--- TASK DESCRIPTION ---
Skip all pictures. Set down only the lines starting at the line containing "Decode this image" and running to the end of the listing.

--- INFORMATION ---
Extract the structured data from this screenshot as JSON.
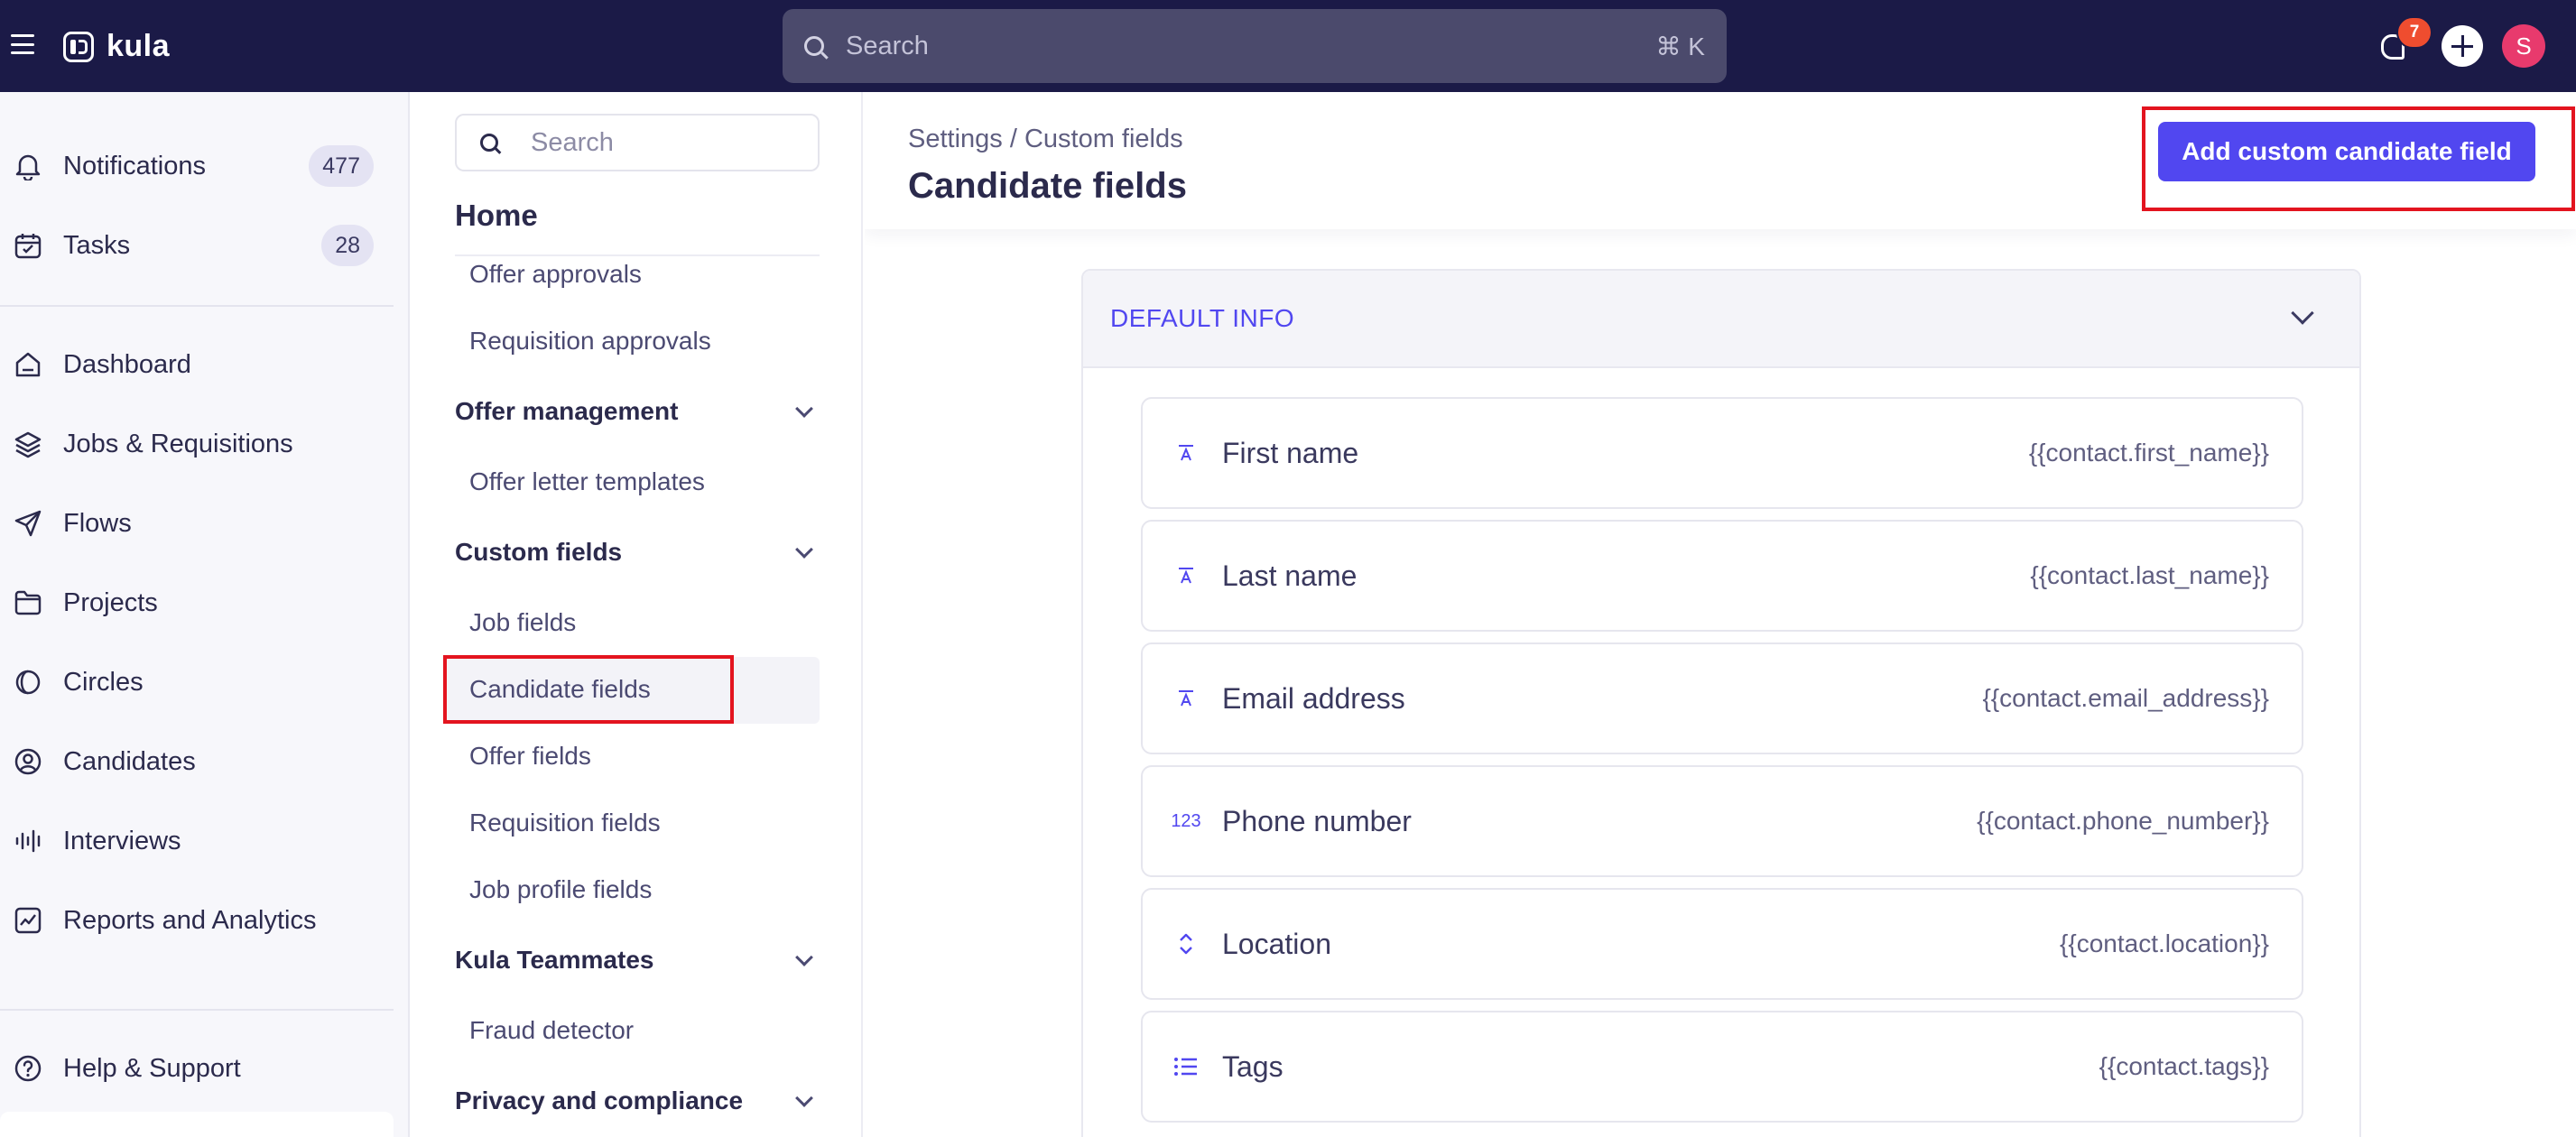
{
  "app": {
    "name": "kula"
  },
  "topbar": {
    "search_placeholder": "Search",
    "search_shortcut": "⌘ K",
    "notification_count": "7",
    "avatar_initial": "S"
  },
  "leftnav": {
    "items": [
      {
        "label": "Notifications",
        "count": "477",
        "icon": "bell-icon"
      },
      {
        "label": "Tasks",
        "count": "28",
        "icon": "calendar-check-icon"
      },
      {
        "label": "Dashboard",
        "icon": "home-icon"
      },
      {
        "label": "Jobs & Requisitions",
        "icon": "layers-icon"
      },
      {
        "label": "Flows",
        "icon": "send-icon"
      },
      {
        "label": "Projects",
        "icon": "folder-icon"
      },
      {
        "label": "Circles",
        "icon": "circle-half-icon"
      },
      {
        "label": "Candidates",
        "icon": "user-circle-icon"
      },
      {
        "label": "Interviews",
        "icon": "audio-wave-icon"
      },
      {
        "label": "Reports and Analytics",
        "icon": "chart-icon"
      },
      {
        "label": "Help & Support",
        "icon": "help-circle-icon"
      }
    ]
  },
  "settings_nav": {
    "search_placeholder": "Search",
    "home": "Home",
    "links_top": [
      "Offer approvals",
      "Requisition approvals"
    ],
    "groups": [
      {
        "label": "Offer management",
        "links": [
          "Offer letter templates"
        ]
      },
      {
        "label": "Custom fields",
        "links": [
          "Job fields",
          "Candidate fields",
          "Offer fields",
          "Requisition fields",
          "Job profile fields"
        ]
      },
      {
        "label": "Kula Teammates",
        "links": [
          "Fraud detector"
        ]
      },
      {
        "label": "Privacy and compliance",
        "links": []
      }
    ],
    "active": "Candidate fields"
  },
  "content": {
    "breadcrumb": "Settings / Custom fields",
    "title": "Candidate fields",
    "add_button": "Add custom candidate field",
    "section": {
      "title": "DEFAULT INFO",
      "fields": [
        {
          "name": "First name",
          "token": "{{contact.first_name}}",
          "icon": "text-field-icon"
        },
        {
          "name": "Last name",
          "token": "{{contact.last_name}}",
          "icon": "text-field-icon"
        },
        {
          "name": "Email address",
          "token": "{{contact.email_address}}",
          "icon": "text-field-icon"
        },
        {
          "name": "Phone number",
          "token": "{{contact.phone_number}}",
          "icon": "number-field-icon",
          "icon_text": "123"
        },
        {
          "name": "Location",
          "token": "{{contact.location}}",
          "icon": "select-field-icon"
        },
        {
          "name": "Tags",
          "token": "{{contact.tags}}",
          "icon": "list-field-icon"
        }
      ]
    }
  },
  "colors": {
    "topbar": "#1b1a47",
    "accent": "#5147f0",
    "highlight": "#e3141f",
    "badge": "#ef4d2f",
    "avatar": "#e83a6d"
  }
}
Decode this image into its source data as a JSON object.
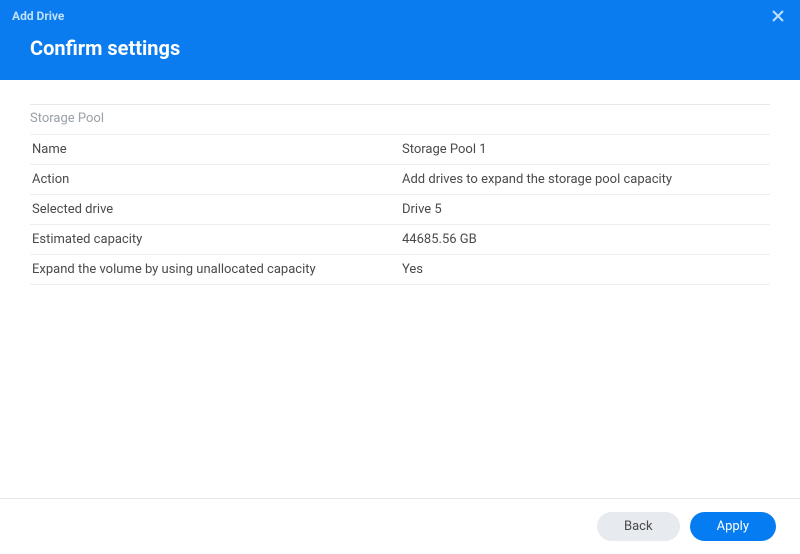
{
  "window": {
    "title": "Add Drive"
  },
  "header": {
    "page_title": "Confirm settings"
  },
  "section": {
    "title": "Storage Pool"
  },
  "details": {
    "rows": [
      {
        "label": "Name",
        "value": "Storage Pool 1"
      },
      {
        "label": "Action",
        "value": "Add drives to expand the storage pool capacity"
      },
      {
        "label": "Selected drive",
        "value": "Drive 5"
      },
      {
        "label": "Estimated capacity",
        "value": "44685.56 GB"
      },
      {
        "label": "Expand the volume by using unallocated capacity",
        "value": "Yes"
      }
    ]
  },
  "footer": {
    "back_label": "Back",
    "apply_label": "Apply"
  }
}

--- ANSWER TO THE PROBLEM ---
Decode this image into its source data as a JSON object.
{
  "window": {
    "title": "Add Drive"
  },
  "header": {
    "page_title": "Confirm settings"
  },
  "section": {
    "title": "Storage Pool"
  },
  "details": {
    "rows": [
      {
        "label": "Name",
        "value": "Storage Pool 1"
      },
      {
        "label": "Action",
        "value": "Add drives to expand the storage pool capacity"
      },
      {
        "label": "Selected drive",
        "value": "Drive 5"
      },
      {
        "label": "Estimated capacity",
        "value": "44685.56 GB"
      },
      {
        "label": "Expand the volume by using unallocated capacity",
        "value": "Yes"
      }
    ]
  },
  "footer": {
    "back_label": "Back",
    "apply_label": "Apply"
  }
}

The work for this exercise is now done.